> [THE TASK]:
Write out all of the data again, precisely as it appears.

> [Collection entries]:

....

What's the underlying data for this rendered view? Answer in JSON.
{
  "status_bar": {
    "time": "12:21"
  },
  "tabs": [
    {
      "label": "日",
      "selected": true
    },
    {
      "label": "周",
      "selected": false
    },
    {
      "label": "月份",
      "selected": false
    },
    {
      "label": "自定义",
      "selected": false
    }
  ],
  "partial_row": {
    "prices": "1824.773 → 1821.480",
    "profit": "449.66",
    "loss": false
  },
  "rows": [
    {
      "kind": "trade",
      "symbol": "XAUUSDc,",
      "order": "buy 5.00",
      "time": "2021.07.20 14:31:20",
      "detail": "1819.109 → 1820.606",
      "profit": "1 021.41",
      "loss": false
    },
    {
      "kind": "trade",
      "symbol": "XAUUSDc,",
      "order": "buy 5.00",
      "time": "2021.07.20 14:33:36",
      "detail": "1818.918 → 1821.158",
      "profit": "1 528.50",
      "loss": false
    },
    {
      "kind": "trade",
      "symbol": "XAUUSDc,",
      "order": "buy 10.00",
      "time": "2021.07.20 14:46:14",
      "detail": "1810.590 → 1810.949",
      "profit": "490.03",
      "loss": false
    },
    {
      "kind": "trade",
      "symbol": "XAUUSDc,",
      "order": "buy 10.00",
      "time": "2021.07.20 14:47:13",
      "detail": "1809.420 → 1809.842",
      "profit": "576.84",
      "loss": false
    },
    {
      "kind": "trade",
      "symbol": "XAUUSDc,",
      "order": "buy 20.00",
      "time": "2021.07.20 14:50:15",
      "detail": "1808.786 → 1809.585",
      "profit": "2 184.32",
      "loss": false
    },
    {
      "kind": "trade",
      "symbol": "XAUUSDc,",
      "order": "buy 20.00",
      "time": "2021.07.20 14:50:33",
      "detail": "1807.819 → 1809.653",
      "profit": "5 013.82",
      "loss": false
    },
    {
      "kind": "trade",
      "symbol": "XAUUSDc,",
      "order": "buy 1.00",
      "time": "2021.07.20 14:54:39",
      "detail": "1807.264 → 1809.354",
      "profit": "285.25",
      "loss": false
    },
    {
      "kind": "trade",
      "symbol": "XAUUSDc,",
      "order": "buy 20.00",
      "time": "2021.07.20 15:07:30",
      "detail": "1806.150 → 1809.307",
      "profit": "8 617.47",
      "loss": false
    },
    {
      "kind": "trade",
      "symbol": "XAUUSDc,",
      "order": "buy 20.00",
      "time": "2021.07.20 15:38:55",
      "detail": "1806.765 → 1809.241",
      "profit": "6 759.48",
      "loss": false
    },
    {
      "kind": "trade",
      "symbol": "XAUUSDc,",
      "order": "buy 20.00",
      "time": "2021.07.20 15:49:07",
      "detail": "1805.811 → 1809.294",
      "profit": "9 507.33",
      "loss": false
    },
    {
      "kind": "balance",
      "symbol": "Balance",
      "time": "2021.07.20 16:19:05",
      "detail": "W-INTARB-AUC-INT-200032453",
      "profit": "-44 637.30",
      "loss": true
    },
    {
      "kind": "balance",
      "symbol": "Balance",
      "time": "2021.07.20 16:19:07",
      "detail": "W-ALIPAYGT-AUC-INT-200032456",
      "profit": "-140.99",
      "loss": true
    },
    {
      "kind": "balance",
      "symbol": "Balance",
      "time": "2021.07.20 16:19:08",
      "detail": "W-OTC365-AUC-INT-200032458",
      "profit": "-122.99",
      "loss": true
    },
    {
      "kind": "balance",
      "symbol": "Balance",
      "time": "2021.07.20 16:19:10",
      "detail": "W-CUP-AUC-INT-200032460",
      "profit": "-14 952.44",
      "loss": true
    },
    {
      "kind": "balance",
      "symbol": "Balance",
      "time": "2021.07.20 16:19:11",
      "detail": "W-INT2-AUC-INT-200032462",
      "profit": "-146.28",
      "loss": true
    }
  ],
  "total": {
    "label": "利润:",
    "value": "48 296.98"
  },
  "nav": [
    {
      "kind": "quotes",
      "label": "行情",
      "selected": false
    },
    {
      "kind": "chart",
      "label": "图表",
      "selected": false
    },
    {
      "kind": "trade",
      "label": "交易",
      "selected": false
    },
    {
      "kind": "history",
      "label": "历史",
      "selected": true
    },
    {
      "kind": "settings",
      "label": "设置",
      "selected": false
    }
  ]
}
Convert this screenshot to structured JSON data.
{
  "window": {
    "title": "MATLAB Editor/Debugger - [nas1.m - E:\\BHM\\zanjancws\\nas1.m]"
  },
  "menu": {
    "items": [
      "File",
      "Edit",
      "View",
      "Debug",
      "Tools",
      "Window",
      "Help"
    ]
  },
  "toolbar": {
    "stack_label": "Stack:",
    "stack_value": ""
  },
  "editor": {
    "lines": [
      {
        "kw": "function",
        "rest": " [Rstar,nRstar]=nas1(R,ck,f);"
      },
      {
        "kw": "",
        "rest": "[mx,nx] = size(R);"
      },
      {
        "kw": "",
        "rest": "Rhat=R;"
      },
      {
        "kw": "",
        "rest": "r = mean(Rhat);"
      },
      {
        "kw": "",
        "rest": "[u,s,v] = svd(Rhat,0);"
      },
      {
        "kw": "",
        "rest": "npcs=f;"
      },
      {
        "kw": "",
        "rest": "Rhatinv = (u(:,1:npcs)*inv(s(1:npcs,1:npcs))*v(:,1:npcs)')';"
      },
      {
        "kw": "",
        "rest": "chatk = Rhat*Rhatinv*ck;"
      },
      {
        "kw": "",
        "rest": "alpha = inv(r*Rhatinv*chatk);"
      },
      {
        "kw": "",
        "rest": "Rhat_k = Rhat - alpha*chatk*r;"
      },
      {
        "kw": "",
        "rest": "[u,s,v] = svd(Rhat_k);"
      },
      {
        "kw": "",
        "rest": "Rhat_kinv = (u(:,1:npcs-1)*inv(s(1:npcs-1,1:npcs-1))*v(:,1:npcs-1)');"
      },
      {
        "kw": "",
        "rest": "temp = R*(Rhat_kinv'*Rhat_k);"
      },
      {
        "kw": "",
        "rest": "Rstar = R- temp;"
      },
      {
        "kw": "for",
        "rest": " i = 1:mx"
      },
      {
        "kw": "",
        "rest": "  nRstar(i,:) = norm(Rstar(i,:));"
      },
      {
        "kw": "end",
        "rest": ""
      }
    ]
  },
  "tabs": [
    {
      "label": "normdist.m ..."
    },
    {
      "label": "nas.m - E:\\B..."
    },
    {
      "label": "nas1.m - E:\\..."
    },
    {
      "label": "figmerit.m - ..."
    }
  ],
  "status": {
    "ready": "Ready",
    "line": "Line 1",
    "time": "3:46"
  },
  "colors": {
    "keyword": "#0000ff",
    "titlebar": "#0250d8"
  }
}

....

> [RESULT FOR THIS EXERCISE]:
What's the underlying data for this rendered view? Answer in JSON.
{
  "status_bar": {
    "time": "12:21"
  },
  "tabs": [
    {
      "label": "日",
      "selected": true
    },
    {
      "label": "周",
      "selected": false
    },
    {
      "label": "月份",
      "selected": false
    },
    {
      "label": "自定义",
      "selected": false
    }
  ],
  "partial_row": {
    "prices": "1824.773 → 1821.480",
    "profit": "449.66",
    "loss": false
  },
  "rows": [
    {
      "kind": "trade",
      "symbol": "XAUUSDc,",
      "order": "buy 5.00",
      "time": "2021.07.20 14:31:20",
      "detail": "1819.109 → 1820.606",
      "profit": "1 021.41",
      "loss": false
    },
    {
      "kind": "trade",
      "symbol": "XAUUSDc,",
      "order": "buy 5.00",
      "time": "2021.07.20 14:33:36",
      "detail": "1818.918 → 1821.158",
      "profit": "1 528.50",
      "loss": false
    },
    {
      "kind": "trade",
      "symbol": "XAUUSDc,",
      "order": "buy 10.00",
      "time": "2021.07.20 14:46:14",
      "detail": "1810.590 → 1810.949",
      "profit": "490.03",
      "loss": false
    },
    {
      "kind": "trade",
      "symbol": "XAUUSDc,",
      "order": "buy 10.00",
      "time": "2021.07.20 14:47:13",
      "detail": "1809.420 → 1809.842",
      "profit": "576.84",
      "loss": false
    },
    {
      "kind": "trade",
      "symbol": "XAUUSDc,",
      "order": "buy 20.00",
      "time": "2021.07.20 14:50:15",
      "detail": "1808.786 → 1809.585",
      "profit": "2 184.32",
      "loss": false
    },
    {
      "kind": "trade",
      "symbol": "XAUUSDc,",
      "order": "buy 20.00",
      "time": "2021.07.20 14:50:33",
      "detail": "1807.819 → 1809.653",
      "profit": "5 013.82",
      "loss": false
    },
    {
      "kind": "trade",
      "symbol": "XAUUSDc,",
      "order": "buy 1.00",
      "time": "2021.07.20 14:54:39",
      "detail": "1807.264 → 1809.354",
      "profit": "285.25",
      "loss": false
    },
    {
      "kind": "trade",
      "symbol": "XAUUSDc,",
      "order": "buy 20.00",
      "time": "2021.07.20 15:07:30",
      "detail": "1806.150 → 1809.307",
      "profit": "8 617.47",
      "loss": false
    },
    {
      "kind": "trade",
      "symbol": "XAUUSDc,",
      "order": "buy 20.00",
      "time": "2021.07.20 15:38:55",
      "detail": "1806.765 → 1809.241",
      "profit": "6 759.48",
      "loss": false
    },
    {
      "kind": "trade",
      "symbol": "XAUUSDc,",
      "order": "buy 20.00",
      "time": "2021.07.20 15:49:07",
      "detail": "1805.811 → 1809.294",
      "profit": "9 507.33",
      "loss": false
    },
    {
      "kind": "balance",
      "symbol": "Balance",
      "time": "2021.07.20 16:19:05",
      "detail": "W-INTARB-AUC-INT-200032453",
      "profit": "-44 637.30",
      "loss": true
    },
    {
      "kind": "balance",
      "symbol": "Balance",
      "time": "2021.07.20 16:19:07",
      "detail": "W-ALIPAYGT-AUC-INT-200032456",
      "profit": "-140.99",
      "loss": true
    },
    {
      "kind": "balance",
      "symbol": "Balance",
      "time": "2021.07.20 16:19:08",
      "detail": "W-OTC365-AUC-INT-200032458",
      "profit": "-122.99",
      "loss": true
    },
    {
      "kind": "balance",
      "symbol": "Balance",
      "time": "2021.07.20 16:19:10",
      "detail": "W-CUP-AUC-INT-200032460",
      "profit": "-14 952.44",
      "loss": true
    },
    {
      "kind": "balance",
      "symbol": "Balance",
      "time": "2021.07.20 16:19:11",
      "detail": "W-INT2-AUC-INT-200032462",
      "profit": "-146.28",
      "loss": true
    }
  ],
  "total": {
    "label": "利润:",
    "value": "48 296.98"
  },
  "nav": [
    {
      "kind": "quotes",
      "label": "行情",
      "selected": false
    },
    {
      "kind": "chart",
      "label": "图表",
      "selected": false
    },
    {
      "kind": "trade",
      "label": "交易",
      "selected": false
    },
    {
      "kind": "history",
      "label": "历史",
      "selected": true
    },
    {
      "kind": "settings",
      "label": "设置",
      "selected": false
    }
  ]
}
Convert this screenshot to structured JSON data.
{
  "window": {
    "title": "MATLAB Editor/Debugger - [nas1.m - E:\\BHM\\zanjancws\\nas1.m]"
  },
  "menu": {
    "items": [
      "File",
      "Edit",
      "View",
      "Debug",
      "Tools",
      "Window",
      "Help"
    ]
  },
  "toolbar": {
    "stack_label": "Stack:",
    "stack_value": ""
  },
  "editor": {
    "lines": [
      {
        "kw": "function",
        "rest": " [Rstar,nRstar]=nas1(R,ck,f);"
      },
      {
        "kw": "",
        "rest": "[mx,nx] = size(R);"
      },
      {
        "kw": "",
        "rest": "Rhat=R;"
      },
      {
        "kw": "",
        "rest": "r = mean(Rhat);"
      },
      {
        "kw": "",
        "rest": "[u,s,v] = svd(Rhat,0);"
      },
      {
        "kw": "",
        "rest": "npcs=f;"
      },
      {
        "kw": "",
        "rest": "Rhatinv = (u(:,1:npcs)*inv(s(1:npcs,1:npcs))*v(:,1:npcs)')';"
      },
      {
        "kw": "",
        "rest": "chatk = Rhat*Rhatinv*ck;"
      },
      {
        "kw": "",
        "rest": "alpha = inv(r*Rhatinv*chatk);"
      },
      {
        "kw": "",
        "rest": "Rhat_k = Rhat - alpha*chatk*r;"
      },
      {
        "kw": "",
        "rest": "[u,s,v] = svd(Rhat_k);"
      },
      {
        "kw": "",
        "rest": "Rhat_kinv = (u(:,1:npcs-1)*inv(s(1:npcs-1,1:npcs-1))*v(:,1:npcs-1)');"
      },
      {
        "kw": "",
        "rest": "temp = R*(Rhat_kinv'*Rhat_k);"
      },
      {
        "kw": "",
        "rest": "Rstar = R- temp;"
      },
      {
        "kw": "for",
        "rest": " i = 1:mx"
      },
      {
        "kw": "",
        "rest": "  nRstar(i,:) = norm(Rstar(i,:));"
      },
      {
        "kw": "end",
        "rest": ""
      }
    ]
  },
  "tabs": [
    {
      "label": "normdist.m ..."
    },
    {
      "label": "nas.m - E:\\B..."
    },
    {
      "label": "nas1.m - E:\\..."
    },
    {
      "label": "figmerit.m - ..."
    }
  ],
  "status": {
    "ready": "Ready",
    "line": "Line 1",
    "time": "3:46"
  },
  "colors": {
    "keyword": "#0000ff",
    "titlebar": "#0250d8"
  }
}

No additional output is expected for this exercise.